Unlike a traditional driver's license card, a mobile driver's license never needs to leave the owner's hands. A person verifying the driving license in the field will have access to advanced real-time authentication through another version of the application on an authentication device – either another smart-phone or a reader.
No footprint is left on the verification device and no geo-location tagging or tracking of user information occurs.
With a digital driver's license, an issuer can have much greater control over in-use credentials compared to a traditional physical license - for example alerting holders when their license is about to expire. Citizens could also update their personal information or even renew their license directly through the application instead of visiting a branch office, saving time and resources.
Control and convenience will prove essential elements for issuers and users on the road to mobile driver's licenses.
This form of digital credential could enable a new, more efficient and more secure way of authenticating a person and their entitlement for a range of personal identification usages.
More about Gemalto
In the public sector, Gemalto provides secure documents, robust identity solutions and services for governments, national printers and integrators in the service of citizens. Its products and solutions are deployed in more than 100 government programs worldwide.
The company is active in numerous driving license and vehicle registration projects including the UK, the Netherlands, France, India, Mexico, Morocco, States of Alaska, Maryland, New Hampshire, West Virginia, Idaho, Colorado, District of Columbia, Hawaii, West Virginia, Wyoming, Quebec to name a few.

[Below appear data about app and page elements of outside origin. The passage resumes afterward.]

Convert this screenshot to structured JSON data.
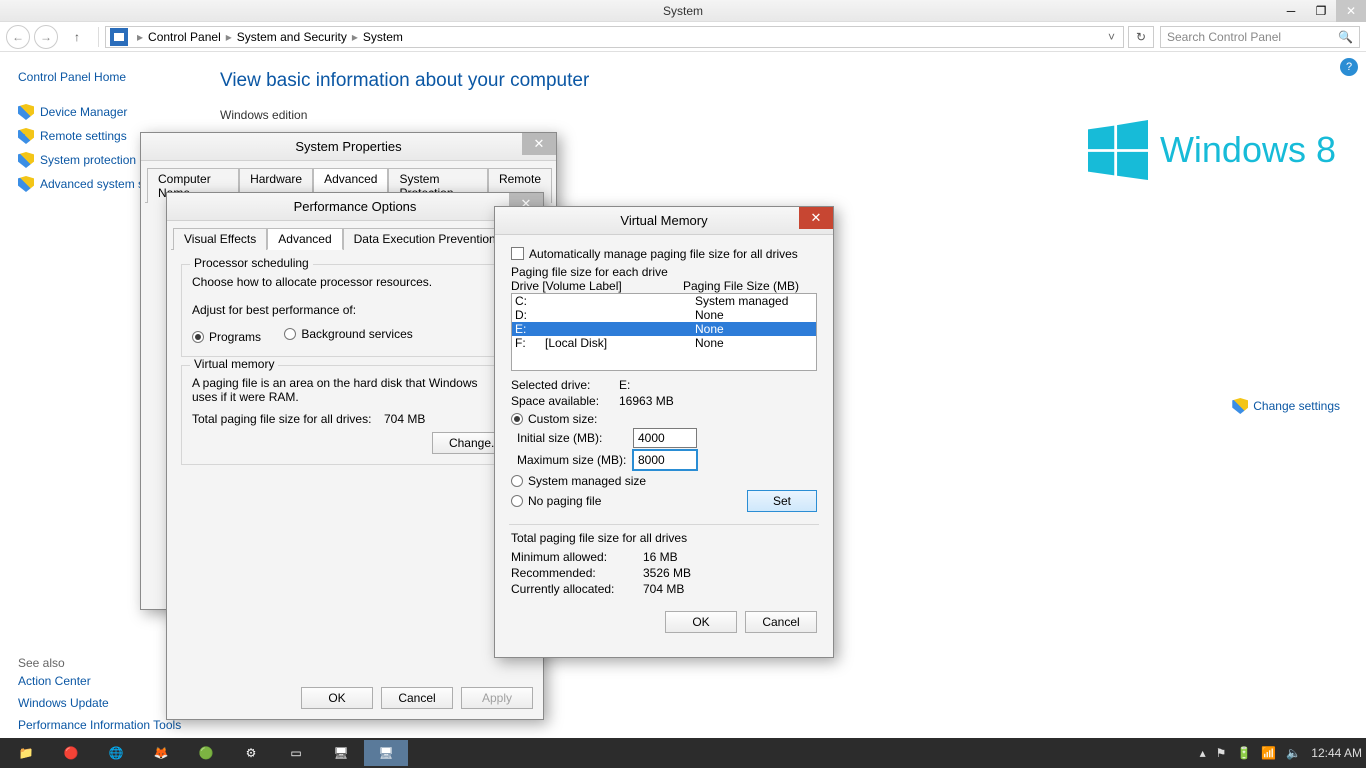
{
  "window": {
    "title": "System"
  },
  "breadcrumb": {
    "items": [
      "Control Panel",
      "System and Security",
      "System"
    ]
  },
  "search": {
    "placeholder": "Search Control Panel"
  },
  "sidebar": {
    "home": "Control Panel Home",
    "links": [
      "Device Manager",
      "Remote settings",
      "System protection",
      "Advanced system s"
    ],
    "seealso_title": "See also",
    "seealso": [
      "Action Center",
      "Windows Update",
      "Performance Information Tools"
    ]
  },
  "main": {
    "heading": "View basic information about your computer",
    "section0": "Windows edition",
    "brand": "Windows 8",
    "change_settings": "Change settings"
  },
  "sysprops": {
    "title": "System Properties",
    "tabs": [
      "Computer Name",
      "Hardware",
      "Advanced",
      "System Protection",
      "Remote"
    ],
    "active_tab": 2
  },
  "perf": {
    "title": "Performance Options",
    "tabs": [
      "Visual Effects",
      "Advanced",
      "Data Execution Prevention"
    ],
    "active_tab": 1,
    "proc_scheduling": "Processor scheduling",
    "proc_desc": "Choose how to allocate processor resources.",
    "adjust_for": "Adjust for best performance of:",
    "programs": "Programs",
    "bg": "Background services",
    "vm_legend": "Virtual memory",
    "vm_desc": "A paging file is an area on the hard disk that Windows uses if it were RAM.",
    "vm_total_label": "Total paging file size for all drives:",
    "vm_total_val": "704 MB",
    "change": "Change...",
    "ok": "OK",
    "cancel": "Cancel",
    "apply": "Apply"
  },
  "vm": {
    "title": "Virtual Memory",
    "auto": "Automatically manage paging file size for all drives",
    "pfs_label": "Paging file size for each drive",
    "col_drive": "Drive  [Volume Label]",
    "col_pfs": "Paging File Size (MB)",
    "drives": [
      {
        "d": "C:",
        "l": "",
        "p": "System managed",
        "sel": false
      },
      {
        "d": "D:",
        "l": "",
        "p": "None",
        "sel": false
      },
      {
        "d": "E:",
        "l": "",
        "p": "None",
        "sel": true
      },
      {
        "d": "F:",
        "l": "[Local Disk]",
        "p": "None",
        "sel": false
      }
    ],
    "sel_drive_l": "Selected drive:",
    "sel_drive_v": "E:",
    "space_l": "Space available:",
    "space_v": "16963 MB",
    "custom": "Custom size:",
    "init_l": "Initial size (MB):",
    "init_v": "4000",
    "max_l": "Maximum size (MB):",
    "max_v": "8000",
    "sysmgd": "System managed size",
    "nopf": "No paging file",
    "set": "Set",
    "total_label": "Total paging file size for all drives",
    "min_l": "Minimum allowed:",
    "min_v": "16 MB",
    "rec_l": "Recommended:",
    "rec_v": "3526 MB",
    "cur_l": "Currently allocated:",
    "cur_v": "704 MB",
    "ok": "OK",
    "cancel": "Cancel"
  },
  "taskbar": {
    "time": "12:44 AM"
  }
}
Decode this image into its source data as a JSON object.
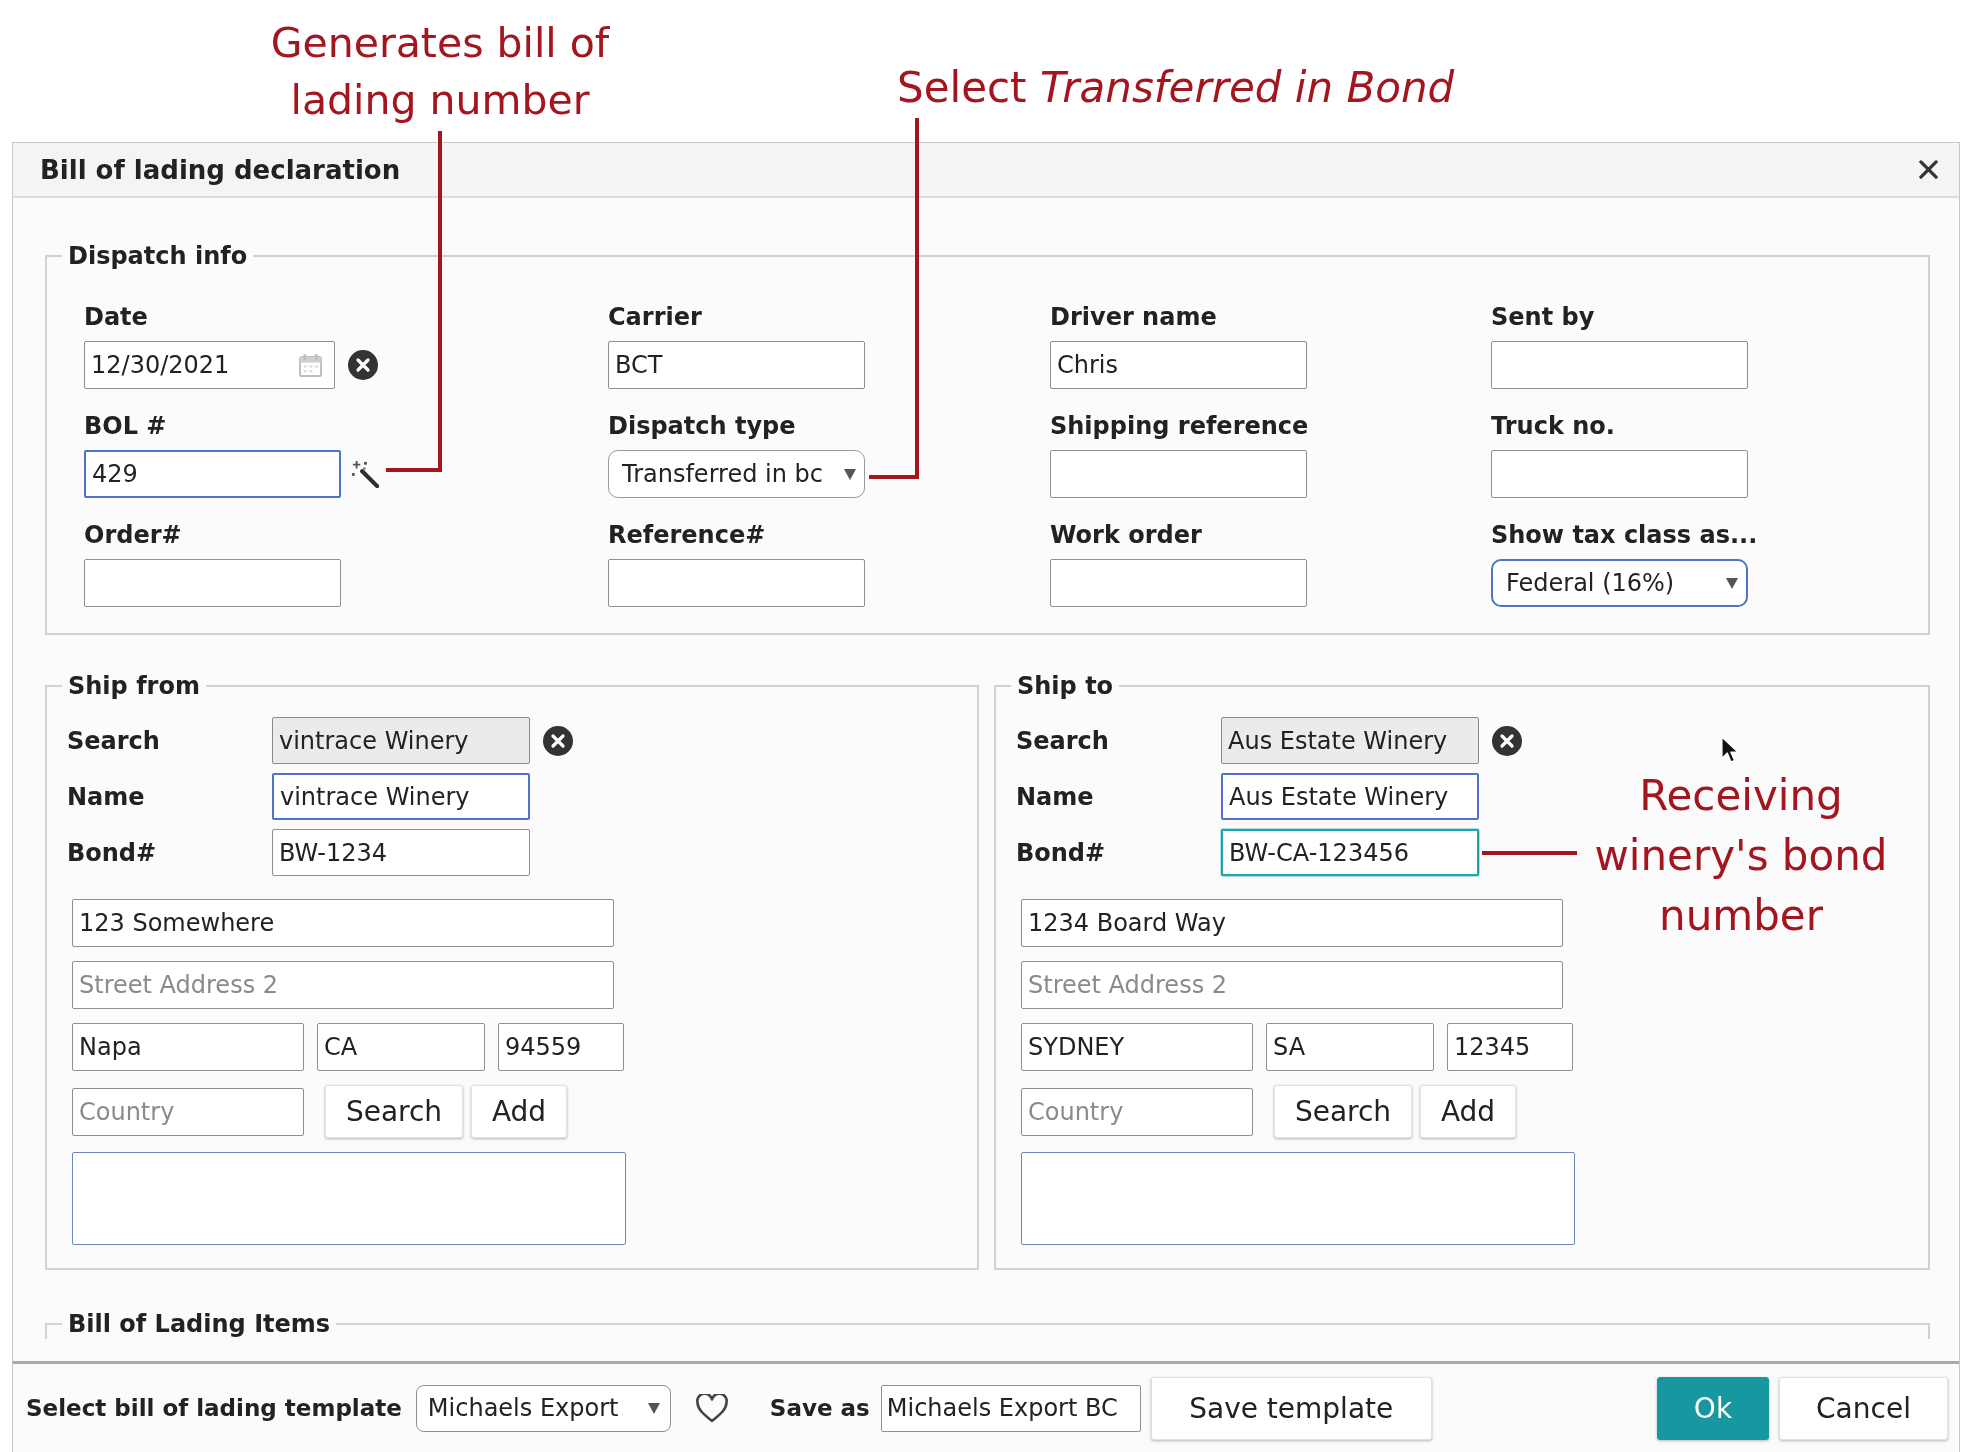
{
  "annotations": [
    {
      "text": "Generates bill of lading number"
    },
    {
      "text": "Select *Transferred in Bond*"
    },
    {
      "text": "Receiving winery's bond number"
    }
  ],
  "dialog": {
    "title": "Bill of lading declaration"
  },
  "dispatch_info": {
    "title": "Dispatch info",
    "fields": [
      {
        "label": "Date",
        "kind": "date",
        "value": "12/30/2021",
        "highlighted": false
      },
      {
        "label": "Carrier",
        "kind": "text",
        "value": "BCT",
        "highlighted": false
      },
      {
        "label": "Driver name",
        "kind": "text",
        "value": "Chris",
        "highlighted": false
      },
      {
        "label": "Sent by",
        "kind": "text",
        "highlighted": false
      },
      {
        "label": "BOL #",
        "kind": "generate",
        "value": "429",
        "highlighted": true
      },
      {
        "label": "Dispatch type",
        "kind": "select",
        "value": "Transferred in bc",
        "highlighted": false
      },
      {
        "label": "Shipping reference",
        "kind": "text",
        "highlighted": false
      },
      {
        "label": "Truck no.",
        "kind": "text",
        "highlighted": false
      },
      {
        "label": "Order#",
        "kind": "text",
        "highlighted": false
      },
      {
        "label": "Reference#",
        "kind": "text",
        "highlighted": false
      },
      {
        "label": "Work order",
        "kind": "text",
        "highlighted": false
      },
      {
        "label": "Show tax class as...",
        "kind": "select",
        "value": "Federal (16%)",
        "highlighted": true
      }
    ]
  },
  "ship_from": {
    "title": "Ship from",
    "rows": [
      {
        "label": "Search",
        "value": "vintrace Winery",
        "read_only": true,
        "highlighted": false,
        "focused": false,
        "clearable": true
      },
      {
        "label": "Name",
        "value": "vintrace Winery",
        "read_only": false,
        "highlighted": true,
        "focused": false,
        "clearable": false
      },
      {
        "label": "Bond#",
        "value": "BW-1234",
        "read_only": false,
        "highlighted": false,
        "focused": false,
        "clearable": false
      }
    ],
    "address": [
      {
        "value": "123 Somewhere"
      },
      {
        "placeholder": "Street Address 2"
      }
    ],
    "locality": [
      {
        "value": "Napa"
      },
      {
        "value": "CA"
      },
      {
        "value": "94559"
      }
    ],
    "country": {
      "placeholder": "Country"
    },
    "buttons": [
      {
        "label": "Search"
      },
      {
        "label": "Add"
      }
    ]
  },
  "ship_to": {
    "title": "Ship to",
    "rows": [
      {
        "label": "Search",
        "value": "Aus Estate Winery",
        "read_only": true,
        "highlighted": false,
        "focused": false,
        "clearable": true
      },
      {
        "label": "Name",
        "value": "Aus Estate Winery",
        "read_only": false,
        "highlighted": true,
        "focused": false,
        "clearable": false
      },
      {
        "label": "Bond#",
        "value": "BW-CA-123456",
        "read_only": false,
        "highlighted": false,
        "focused": true,
        "clearable": false
      }
    ],
    "address": [
      {
        "value": "1234 Board Way"
      },
      {
        "placeholder": "Street Address 2"
      }
    ],
    "locality": [
      {
        "value": "SYDNEY"
      },
      {
        "value": "SA"
      },
      {
        "value": "12345"
      }
    ],
    "country": {
      "placeholder": "Country"
    },
    "buttons": [
      {
        "label": "Search"
      },
      {
        "label": "Add"
      }
    ]
  },
  "items_section": {
    "title": "Bill of Lading Items"
  },
  "footer": {
    "template_label": "Select bill of lading template",
    "template_select": {
      "value": "Michaels Export"
    },
    "save_as_label": "Save as",
    "save_as": {
      "value": "Michaels Export BC"
    },
    "save_button": {
      "label": "Save template"
    },
    "buttons": [
      {
        "label": "Ok",
        "kind": "primary"
      },
      {
        "label": "Cancel",
        "kind": "secondary"
      }
    ]
  }
}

Our contribution to these projects provides us with an excellent overview of the technology involved, its applications and the quality of information systems, as well as the context of its use. Furthermore, our experts have provided support for national debates on how to improve systems, in particular to fight fraud. Finally, Gemalto is an active collaborator in European and global standardization.
Solutions for your digital tachograph card and more
Adapt to the new tachograph regulations
For more than ten years, Gemalto has contributed to numerous tachograph projects that now extend to 34 different countries. The acquisition of Trüb in 2015 brought together the two leading companies offering tachograph card solutions.
This long and broad experience ensures smooth running of new tachograph projects and the efficient achievement of mandatory certifications and type approvals.
Sealys Tachograph is a complete product offering, designed to meet all the new requirements set by EU tachograph regulations.
Depending on the customer's individual needs, Sealys Tachograph is available either :
- as microcontroller modules on reel,
- as raw tachograph smartcards in any of the four application profiles,
- or personalized cards with holders' individual personal information.
The Sealys contact-based tachograph can withstand intensive usage and harsh environmental conditions such as pronounced temperature changes or strong vibrations.
Most durabe and secure cards
Customers can count on Sealys Premium PC, Gemalto smartcards manufactured from most durable and secure polycarbonate with laser personalization, for an exceptionally high level of reliability and security.
There is a very simple fact to prove this.
Reports by MEBA, the international association of the tachograph card issuing authorities, show that return rates of Gemalto tachograph cards are much lower than the average for all smartcards in the field (well below 1% for Gemalto vs. around 4% overall).
Take advantage of our experienced service teams
Gemalto also has the capabilities necessary to deliver turnkey solutions, thanks to specialized integration services and its flexible Coesys system offering. As a result, resources are saved and lead-times shortened for the introduction of tachograph cards in the field.
Alternatively, for customers seeking hassle-free issuance without the need to invest in any systems or processes, Gemalto offers Allynis managed services, where personalized tachograph cards are directly delivered to end-users within an agreed timeframe.
- Pricing and product availability subject to change without notice.